Problem statement: Output every line of the material exactly.

Task input:
****************************************
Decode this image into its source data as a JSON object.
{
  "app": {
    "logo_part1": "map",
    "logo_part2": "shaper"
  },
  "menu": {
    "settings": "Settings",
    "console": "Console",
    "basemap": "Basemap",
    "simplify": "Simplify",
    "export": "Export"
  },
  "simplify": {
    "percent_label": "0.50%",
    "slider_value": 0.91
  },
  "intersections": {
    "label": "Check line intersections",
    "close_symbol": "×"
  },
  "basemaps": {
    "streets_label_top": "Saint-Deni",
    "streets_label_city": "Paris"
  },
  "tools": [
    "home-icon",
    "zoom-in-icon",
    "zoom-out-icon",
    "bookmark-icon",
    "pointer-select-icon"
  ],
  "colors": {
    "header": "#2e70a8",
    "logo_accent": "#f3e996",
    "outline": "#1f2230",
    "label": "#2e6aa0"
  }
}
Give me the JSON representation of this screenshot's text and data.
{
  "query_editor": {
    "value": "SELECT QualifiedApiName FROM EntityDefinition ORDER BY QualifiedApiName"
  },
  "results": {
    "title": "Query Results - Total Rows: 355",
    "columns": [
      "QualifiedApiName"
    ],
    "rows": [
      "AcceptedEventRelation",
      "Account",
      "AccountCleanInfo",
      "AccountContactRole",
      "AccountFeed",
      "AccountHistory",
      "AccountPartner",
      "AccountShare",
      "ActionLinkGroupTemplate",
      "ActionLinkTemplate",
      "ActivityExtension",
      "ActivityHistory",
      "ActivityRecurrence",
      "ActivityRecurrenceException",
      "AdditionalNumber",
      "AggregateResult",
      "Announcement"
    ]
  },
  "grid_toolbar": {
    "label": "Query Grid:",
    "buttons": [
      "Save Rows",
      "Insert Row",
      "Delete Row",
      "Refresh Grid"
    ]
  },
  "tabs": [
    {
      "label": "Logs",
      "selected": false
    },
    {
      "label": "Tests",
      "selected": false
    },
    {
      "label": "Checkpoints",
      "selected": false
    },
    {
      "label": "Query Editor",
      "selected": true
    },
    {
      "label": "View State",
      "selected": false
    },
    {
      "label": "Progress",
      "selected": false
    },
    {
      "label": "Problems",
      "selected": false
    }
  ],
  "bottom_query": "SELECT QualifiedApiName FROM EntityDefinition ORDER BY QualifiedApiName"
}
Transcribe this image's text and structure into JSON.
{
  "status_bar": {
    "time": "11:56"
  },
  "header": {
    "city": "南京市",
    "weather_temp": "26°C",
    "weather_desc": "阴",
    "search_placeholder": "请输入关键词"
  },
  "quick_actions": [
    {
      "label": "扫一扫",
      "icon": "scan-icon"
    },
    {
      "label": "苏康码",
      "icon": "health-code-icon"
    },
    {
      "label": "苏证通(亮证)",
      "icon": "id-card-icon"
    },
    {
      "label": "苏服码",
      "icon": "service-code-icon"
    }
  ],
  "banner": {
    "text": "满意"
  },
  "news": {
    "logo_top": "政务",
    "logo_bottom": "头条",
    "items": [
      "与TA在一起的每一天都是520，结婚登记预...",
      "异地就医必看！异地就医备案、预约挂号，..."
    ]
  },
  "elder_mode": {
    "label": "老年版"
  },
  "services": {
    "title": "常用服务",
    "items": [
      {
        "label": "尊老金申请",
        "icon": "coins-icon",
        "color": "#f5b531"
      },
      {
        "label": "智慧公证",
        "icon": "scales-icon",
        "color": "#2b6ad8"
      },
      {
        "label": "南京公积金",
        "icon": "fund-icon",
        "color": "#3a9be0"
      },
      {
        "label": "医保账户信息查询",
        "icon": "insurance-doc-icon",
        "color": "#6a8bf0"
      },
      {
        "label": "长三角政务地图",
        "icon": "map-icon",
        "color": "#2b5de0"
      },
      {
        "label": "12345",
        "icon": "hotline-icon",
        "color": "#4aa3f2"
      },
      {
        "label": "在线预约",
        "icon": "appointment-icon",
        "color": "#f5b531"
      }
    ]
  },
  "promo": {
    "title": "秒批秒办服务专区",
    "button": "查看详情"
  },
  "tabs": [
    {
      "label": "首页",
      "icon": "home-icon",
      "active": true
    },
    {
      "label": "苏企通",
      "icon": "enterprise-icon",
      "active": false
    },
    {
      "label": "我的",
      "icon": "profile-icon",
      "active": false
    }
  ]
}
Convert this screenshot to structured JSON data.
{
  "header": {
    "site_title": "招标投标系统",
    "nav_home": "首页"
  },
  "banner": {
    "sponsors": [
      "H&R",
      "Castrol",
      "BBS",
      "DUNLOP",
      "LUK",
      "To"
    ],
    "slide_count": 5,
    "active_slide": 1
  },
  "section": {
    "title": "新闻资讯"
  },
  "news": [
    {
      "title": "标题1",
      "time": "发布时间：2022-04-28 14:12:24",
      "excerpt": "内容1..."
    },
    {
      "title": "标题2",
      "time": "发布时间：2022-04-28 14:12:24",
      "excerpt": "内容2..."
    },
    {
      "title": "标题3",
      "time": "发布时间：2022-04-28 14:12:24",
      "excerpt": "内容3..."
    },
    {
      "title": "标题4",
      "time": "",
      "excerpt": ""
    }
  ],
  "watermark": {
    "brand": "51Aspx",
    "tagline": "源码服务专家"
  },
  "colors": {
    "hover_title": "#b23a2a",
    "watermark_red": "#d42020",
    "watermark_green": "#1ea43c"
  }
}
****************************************
Worked solution:
Decode this image into its source data as a JSON object.
{
  "app": {
    "logo_part1": "map",
    "logo_part2": "shaper"
  },
  "menu": {
    "settings": "Settings",
    "console": "Console",
    "basemap": "Basemap",
    "simplify": "Simplify",
    "export": "Export"
  },
  "simplify": {
    "percent_label": "0.50%",
    "slider_value": 0.91
  },
  "intersections": {
    "label": "Check line intersections",
    "close_symbol": "×"
  },
  "basemaps": {
    "streets_label_top": "Saint-Deni",
    "streets_label_city": "Paris"
  },
  "tools": [
    "home-icon",
    "zoom-in-icon",
    "zoom-out-icon",
    "bookmark-icon",
    "pointer-select-icon"
  ],
  "colors": {
    "header": "#2e70a8",
    "logo_accent": "#f3e996",
    "outline": "#1f2230",
    "label": "#2e6aa0"
  }
}
Give me the JSON representation of this screenshot's text and data.
{
  "query_editor": {
    "value": "SELECT QualifiedApiName FROM EntityDefinition ORDER BY QualifiedApiName"
  },
  "results": {
    "title": "Query Results - Total Rows: 355",
    "columns": [
      "QualifiedApiName"
    ],
    "rows": [
      "AcceptedEventRelation",
      "Account",
      "AccountCleanInfo",
      "AccountContactRole",
      "AccountFeed",
      "AccountHistory",
      "AccountPartner",
      "AccountShare",
      "ActionLinkGroupTemplate",
      "ActionLinkTemplate",
      "ActivityExtension",
      "ActivityHistory",
      "ActivityRecurrence",
      "ActivityRecurrenceException",
      "AdditionalNumber",
      "AggregateResult",
      "Announcement"
    ]
  },
  "grid_toolbar": {
    "label": "Query Grid:",
    "buttons": [
      "Save Rows",
      "Insert Row",
      "Delete Row",
      "Refresh Grid"
    ]
  },
  "tabs": [
    {
      "label": "Logs",
      "selected": false
    },
    {
      "label": "Tests",
      "selected": false
    },
    {
      "label": "Checkpoints",
      "selected": false
    },
    {
      "label": "Query Editor",
      "selected": true
    },
    {
      "label": "View State",
      "selected": false
    },
    {
      "label": "Progress",
      "selected": false
    },
    {
      "label": "Problems",
      "selected": false
    }
  ],
  "bottom_query": "SELECT QualifiedApiName FROM EntityDefinition ORDER BY QualifiedApiName"
}
Transcribe this image's text and structure into JSON.
{
  "status_bar": {
    "time": "11:56"
  },
  "header": {
    "city": "南京市",
    "weather_temp": "26°C",
    "weather_desc": "阴",
    "search_placeholder": "请输入关键词"
  },
  "quick_actions": [
    {
      "label": "扫一扫",
      "icon": "scan-icon"
    },
    {
      "label": "苏康码",
      "icon": "health-code-icon"
    },
    {
      "label": "苏证通(亮证)",
      "icon": "id-card-icon"
    },
    {
      "label": "苏服码",
      "icon": "service-code-icon"
    }
  ],
  "banner": {
    "text": "满意"
  },
  "news": {
    "logo_top": "政务",
    "logo_bottom": "头条",
    "items": [
      "与TA在一起的每一天都是520，结婚登记预...",
      "异地就医必看！异地就医备案、预约挂号，..."
    ]
  },
  "elder_mode": {
    "label": "老年版"
  },
  "services": {
    "title": "常用服务",
    "items": [
      {
        "label": "尊老金申请",
        "icon": "coins-icon",
        "color": "#f5b531"
      },
      {
        "label": "智慧公证",
        "icon": "scales-icon",
        "color": "#2b6ad8"
      },
      {
        "label": "南京公积金",
        "icon": "fund-icon",
        "color": "#3a9be0"
      },
      {
        "label": "医保账户信息查询",
        "icon": "insurance-doc-icon",
        "color": "#6a8bf0"
      },
      {
        "label": "长三角政务地图",
        "icon": "map-icon",
        "color": "#2b5de0"
      },
      {
        "label": "12345",
        "icon": "hotline-icon",
        "color": "#4aa3f2"
      },
      {
        "label": "在线预约",
        "icon": "appointment-icon",
        "color": "#f5b531"
      }
    ]
  },
  "promo": {
    "title": "秒批秒办服务专区",
    "button": "查看详情"
  },
  "tabs": [
    {
      "label": "首页",
      "icon": "home-icon",
      "active": true
    },
    {
      "label": "苏企通",
      "icon": "enterprise-icon",
      "active": false
    },
    {
      "label": "我的",
      "icon": "profile-icon",
      "active": false
    }
  ]
}
Convert this screenshot to structured JSON data.
{
  "header": {
    "site_title": "招标投标系统",
    "nav_home": "首页"
  },
  "banner": {
    "sponsors": [
      "H&R",
      "Castrol",
      "BBS",
      "DUNLOP",
      "LUK",
      "To"
    ],
    "slide_count": 5,
    "active_slide": 1
  },
  "section": {
    "title": "新闻资讯"
  },
  "news": [
    {
      "title": "标题1",
      "time": "发布时间：2022-04-28 14:12:24",
      "excerpt": "内容1..."
    },
    {
      "title": "标题2",
      "time": "发布时间：2022-04-28 14:12:24",
      "excerpt": "内容2..."
    },
    {
      "title": "标题3",
      "time": "发布时间：2022-04-28 14:12:24",
      "excerpt": "内容3..."
    },
    {
      "title": "标题4",
      "time": "",
      "excerpt": ""
    }
  ],
  "watermark": {
    "brand": "51Aspx",
    "tagline": "源码服务专家"
  },
  "colors": {
    "hover_title": "#b23a2a",
    "watermark_red": "#d42020",
    "watermark_green": "#1ea43c"
  }
}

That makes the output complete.